● **Work order**:
All lines in the material below that hold "Ctrl" should be found and copied.

● **Material for this exercise**:
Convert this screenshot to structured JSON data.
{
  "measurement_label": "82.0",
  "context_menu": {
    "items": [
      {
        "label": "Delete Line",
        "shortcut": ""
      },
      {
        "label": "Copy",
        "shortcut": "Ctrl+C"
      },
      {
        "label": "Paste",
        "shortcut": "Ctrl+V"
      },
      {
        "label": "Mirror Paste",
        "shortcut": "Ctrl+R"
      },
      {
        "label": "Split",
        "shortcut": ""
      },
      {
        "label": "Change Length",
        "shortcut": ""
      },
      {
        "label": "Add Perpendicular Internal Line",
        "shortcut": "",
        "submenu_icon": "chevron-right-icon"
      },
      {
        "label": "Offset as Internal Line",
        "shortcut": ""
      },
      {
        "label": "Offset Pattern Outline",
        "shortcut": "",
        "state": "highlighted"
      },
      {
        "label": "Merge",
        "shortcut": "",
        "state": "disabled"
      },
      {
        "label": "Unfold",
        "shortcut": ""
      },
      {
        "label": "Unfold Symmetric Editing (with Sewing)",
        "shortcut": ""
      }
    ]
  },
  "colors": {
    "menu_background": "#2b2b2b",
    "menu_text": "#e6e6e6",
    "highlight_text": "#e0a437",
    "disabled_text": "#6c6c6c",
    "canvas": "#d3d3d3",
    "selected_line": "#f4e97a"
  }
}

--

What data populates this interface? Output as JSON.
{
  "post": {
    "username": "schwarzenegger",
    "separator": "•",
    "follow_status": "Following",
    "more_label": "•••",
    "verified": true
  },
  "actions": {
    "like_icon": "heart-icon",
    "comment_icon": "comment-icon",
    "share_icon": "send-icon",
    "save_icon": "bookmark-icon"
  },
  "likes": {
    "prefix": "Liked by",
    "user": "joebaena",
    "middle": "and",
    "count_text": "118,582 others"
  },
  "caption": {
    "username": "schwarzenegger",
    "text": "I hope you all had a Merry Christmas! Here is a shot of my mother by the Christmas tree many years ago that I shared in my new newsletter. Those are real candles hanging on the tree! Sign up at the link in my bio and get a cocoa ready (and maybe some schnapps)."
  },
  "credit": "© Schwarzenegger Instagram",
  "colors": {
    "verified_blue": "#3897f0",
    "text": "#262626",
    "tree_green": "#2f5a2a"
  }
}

● **Solution for this exercise**:
        "shortcut": "Ctrl+C"
        "shortcut": "Ctrl+V"
        "shortcut": "Ctrl+R"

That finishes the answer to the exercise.